There are lots of "rules" to think about when composing an image. At its simplest, effective composition is mostly about arranging shapes. When you are thinking about a composition in front of your camera, it helps to remove the labels and view the scene in terms of just those shapes: the "shapes" that make up an image are the elements of visual design: line, shape, form, texture, pattern and colour. Looked at this way, even a simple pastoral scene of cattle grazing in a field becomes an exercise in those elements. of line and shape, of pattern and repetition, and of balance using visual weight.
Tree trunks become a repeated pattern of lines, the curve of a hillside is repeated in the arrangement of animals along the hillside and in the curve of the fence which must also follow the curve of the hill. A group of trees, leafed out in early spring foliage becomes a subtle texture composed of different shades of green. The loan animal off to itself on the lower left, since it contrasts sharply with the surrounding grass, becomes a strong draw for the viewer’s eye. Elements that draw a viewer’s eye in this way are said to possess significant “visual weight”, and in this scene the animal on the left as sufficient visual weight to help balance a composition that would be otherwise be weighted more to the right. Aside from just helping to balance the composition, the lone cow also momentarily pulls the viewer's eye way from the other areas of visual interest in the scene, causing the viewer's eye to move continuously through the composition.

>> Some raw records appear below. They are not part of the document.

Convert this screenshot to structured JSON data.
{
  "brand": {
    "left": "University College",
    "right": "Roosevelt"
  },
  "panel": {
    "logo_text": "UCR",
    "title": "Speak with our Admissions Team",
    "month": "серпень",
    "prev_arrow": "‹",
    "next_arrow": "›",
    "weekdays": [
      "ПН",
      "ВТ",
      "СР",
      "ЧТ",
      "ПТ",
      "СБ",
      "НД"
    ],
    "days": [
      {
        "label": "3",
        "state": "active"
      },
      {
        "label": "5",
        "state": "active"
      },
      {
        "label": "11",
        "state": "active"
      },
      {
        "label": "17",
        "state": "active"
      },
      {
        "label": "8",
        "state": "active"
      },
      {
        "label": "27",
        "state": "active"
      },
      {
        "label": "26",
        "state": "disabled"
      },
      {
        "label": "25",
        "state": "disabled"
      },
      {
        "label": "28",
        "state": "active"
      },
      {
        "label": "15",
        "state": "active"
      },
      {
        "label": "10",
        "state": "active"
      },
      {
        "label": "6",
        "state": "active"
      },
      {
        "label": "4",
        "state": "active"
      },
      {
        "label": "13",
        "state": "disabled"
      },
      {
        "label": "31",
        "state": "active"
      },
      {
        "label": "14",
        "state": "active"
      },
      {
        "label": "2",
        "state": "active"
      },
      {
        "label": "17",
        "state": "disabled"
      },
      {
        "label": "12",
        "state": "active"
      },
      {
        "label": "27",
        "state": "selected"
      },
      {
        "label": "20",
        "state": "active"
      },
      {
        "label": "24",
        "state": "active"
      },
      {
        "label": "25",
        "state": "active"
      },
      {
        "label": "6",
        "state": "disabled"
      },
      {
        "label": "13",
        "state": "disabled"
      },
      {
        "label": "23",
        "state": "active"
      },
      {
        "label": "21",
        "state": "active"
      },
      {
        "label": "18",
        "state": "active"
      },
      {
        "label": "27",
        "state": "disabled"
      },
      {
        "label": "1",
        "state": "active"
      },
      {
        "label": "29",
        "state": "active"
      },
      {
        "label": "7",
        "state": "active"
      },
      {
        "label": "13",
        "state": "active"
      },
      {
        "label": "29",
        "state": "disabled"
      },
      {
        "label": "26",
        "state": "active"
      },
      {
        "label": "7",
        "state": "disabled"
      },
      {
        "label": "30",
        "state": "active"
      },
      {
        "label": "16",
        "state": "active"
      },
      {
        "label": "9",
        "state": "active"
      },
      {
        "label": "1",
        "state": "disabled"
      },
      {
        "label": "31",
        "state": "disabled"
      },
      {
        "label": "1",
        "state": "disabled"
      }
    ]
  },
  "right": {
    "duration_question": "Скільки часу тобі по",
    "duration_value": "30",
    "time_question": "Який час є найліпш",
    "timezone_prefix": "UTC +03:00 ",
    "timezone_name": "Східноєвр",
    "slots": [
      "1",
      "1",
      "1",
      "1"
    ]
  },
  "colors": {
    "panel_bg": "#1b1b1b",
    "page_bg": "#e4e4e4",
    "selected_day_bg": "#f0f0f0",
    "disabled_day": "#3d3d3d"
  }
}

Creating movement in an image amplifies visual interest, and helps holds a viewer's interest longer
Effective composition is easier when we learn to let go of simply what a thing is, and concentrate on the shapes that make up our images.